*** Opening MATERIAL TO PROCESS ***
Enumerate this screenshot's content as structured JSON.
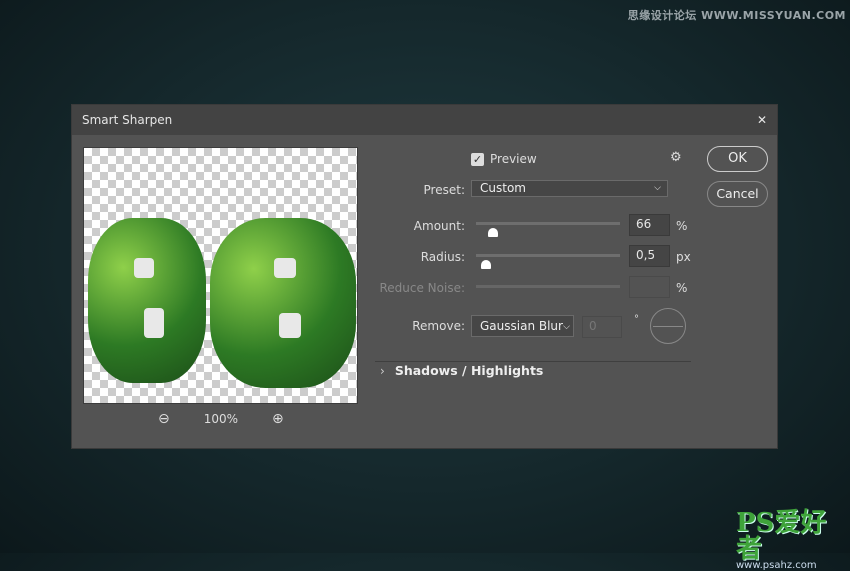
{
  "watermarks": {
    "top": "思缘设计论坛 WWW.MISSYUAN.COM",
    "bottom_logo": "PS爱好者",
    "bottom_url": "www.psahz.com"
  },
  "dialog": {
    "title": "Smart Sharpen",
    "preview_checkbox": {
      "label": "Preview",
      "checked": true
    },
    "preset": {
      "label": "Preset:",
      "value": "Custom"
    },
    "amount": {
      "label": "Amount:",
      "value": "66",
      "unit": "%",
      "slider_fraction": 0.12
    },
    "radius": {
      "label": "Radius:",
      "value": "0,5",
      "unit": "px",
      "slider_fraction": 0.07
    },
    "reduce_noise": {
      "label": "Reduce Noise:",
      "value": "",
      "unit": "%",
      "disabled": true
    },
    "remove": {
      "label": "Remove:",
      "value": "Gaussian Blur",
      "angle": "0",
      "angle_unit": "°"
    },
    "section": "Shadows / Highlights",
    "zoom_level": "100%",
    "ok": "OK",
    "cancel": "Cancel",
    "icons": [
      "gear-icon",
      "close-icon",
      "zoom-out-icon",
      "zoom-in-icon",
      "chevron-right-icon",
      "angle-dial-icon"
    ]
  }
}
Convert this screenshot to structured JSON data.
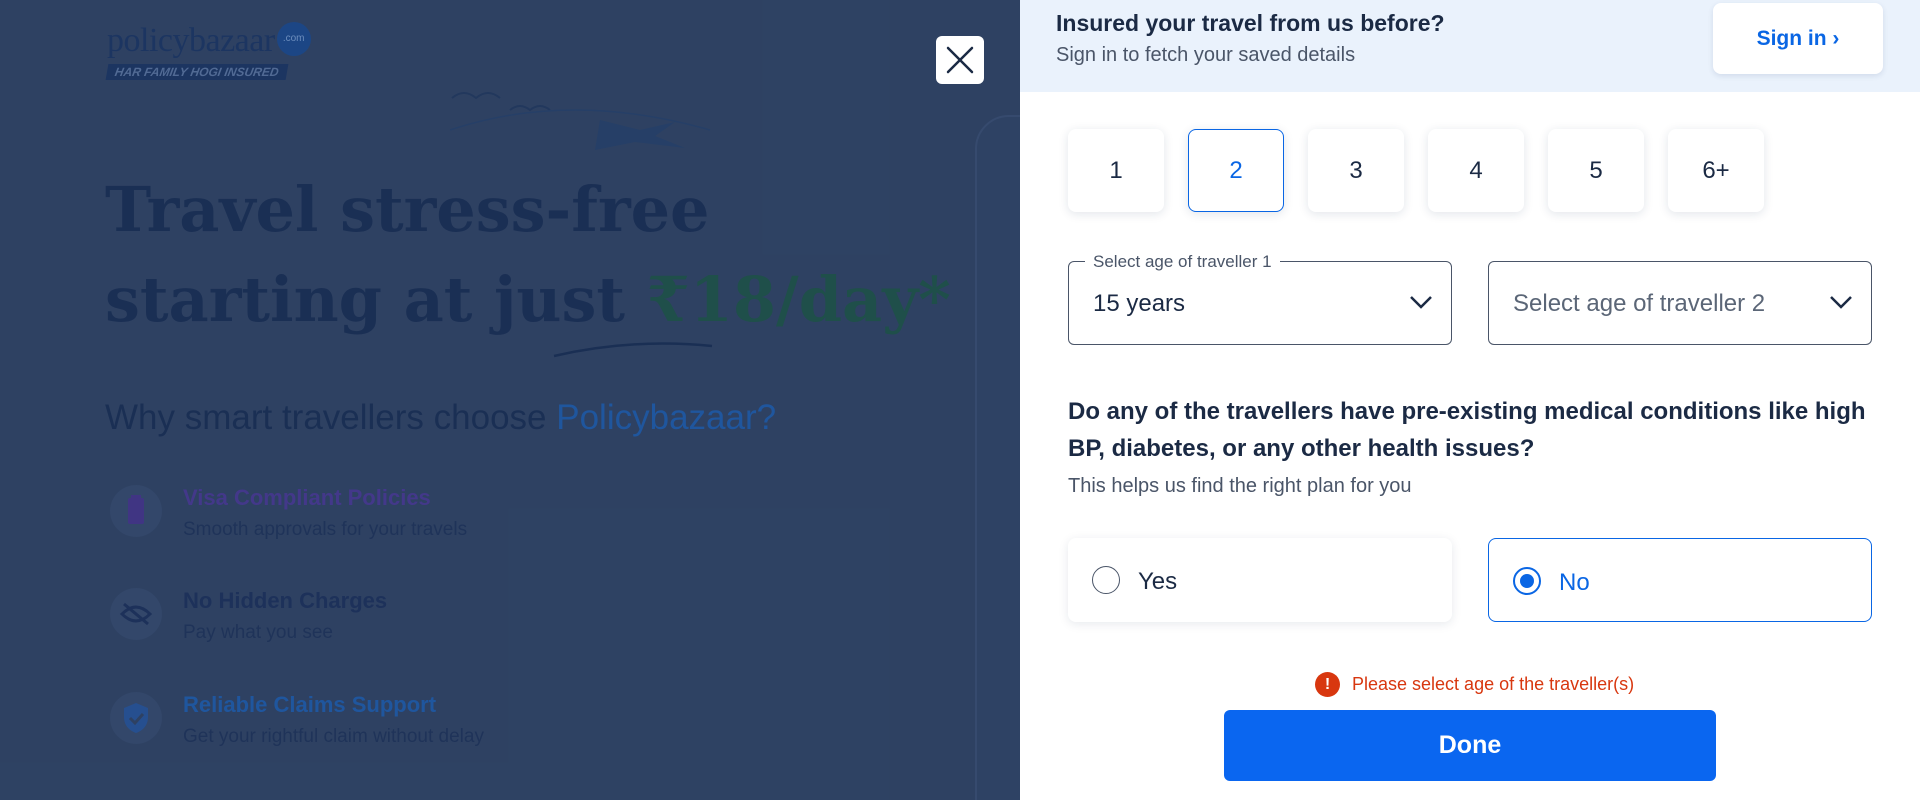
{
  "background": {
    "logo_text": "policybazaar",
    "logo_badge": ".com",
    "logo_tagline": "HAR FAMILY HOGI INSURED",
    "headline_line1": "Travel stress-free",
    "headline_line2_prefix": "starting at just ",
    "headline_price": "₹18/day*",
    "why_prefix": "Why smart travellers choose ",
    "why_brand": "Policybazaar?",
    "features": [
      {
        "title": "Visa Compliant Policies",
        "subtitle": "Smooth approvals for your travels",
        "icon": "passport-icon",
        "color": "#5a47a8"
      },
      {
        "title": "No Hidden Charges",
        "subtitle": "Pay what you see",
        "icon": "eye-off-icon",
        "color": "#1f3560"
      },
      {
        "title": "Reliable Claims Support",
        "subtitle": "Get your rightful claim without delay",
        "icon": "shield-check-icon",
        "color": "#2262b3"
      }
    ]
  },
  "close_button": {
    "icon": "close-icon"
  },
  "signin": {
    "title": "Insured your travel from us before?",
    "subtitle": "Sign in to fetch your saved details",
    "button_label": "Sign in ›"
  },
  "traveller_count": {
    "options": [
      "1",
      "2",
      "3",
      "4",
      "5",
      "6+"
    ],
    "selected": "2"
  },
  "age_selects": [
    {
      "legend": "Select age of traveller 1",
      "value": "15 years",
      "placeholder": ""
    },
    {
      "legend": "",
      "value": "",
      "placeholder": "Select age of traveller 2"
    }
  ],
  "medical": {
    "question": "Do any of the travellers have pre-existing medical conditions like high BP, diabetes, or any other health issues?",
    "helper": "This helps us find the right plan for you",
    "options": [
      "Yes",
      "No"
    ],
    "selected": "No"
  },
  "error": {
    "icon": "exclamation-icon",
    "text": "Please select age of the traveller(s)"
  },
  "done_button": {
    "label": "Done"
  },
  "colors": {
    "accent": "#0a66e4",
    "error": "#d8370f",
    "overlay": "#34496a"
  }
}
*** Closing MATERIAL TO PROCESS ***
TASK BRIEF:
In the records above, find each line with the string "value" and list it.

SOLUTION:
      "value": "Custom"
      "value": "66",
      "value": "0,5",
      "value": "",
      "value": "Gaussian Blur",
      "value": "15 years",
      "value": "",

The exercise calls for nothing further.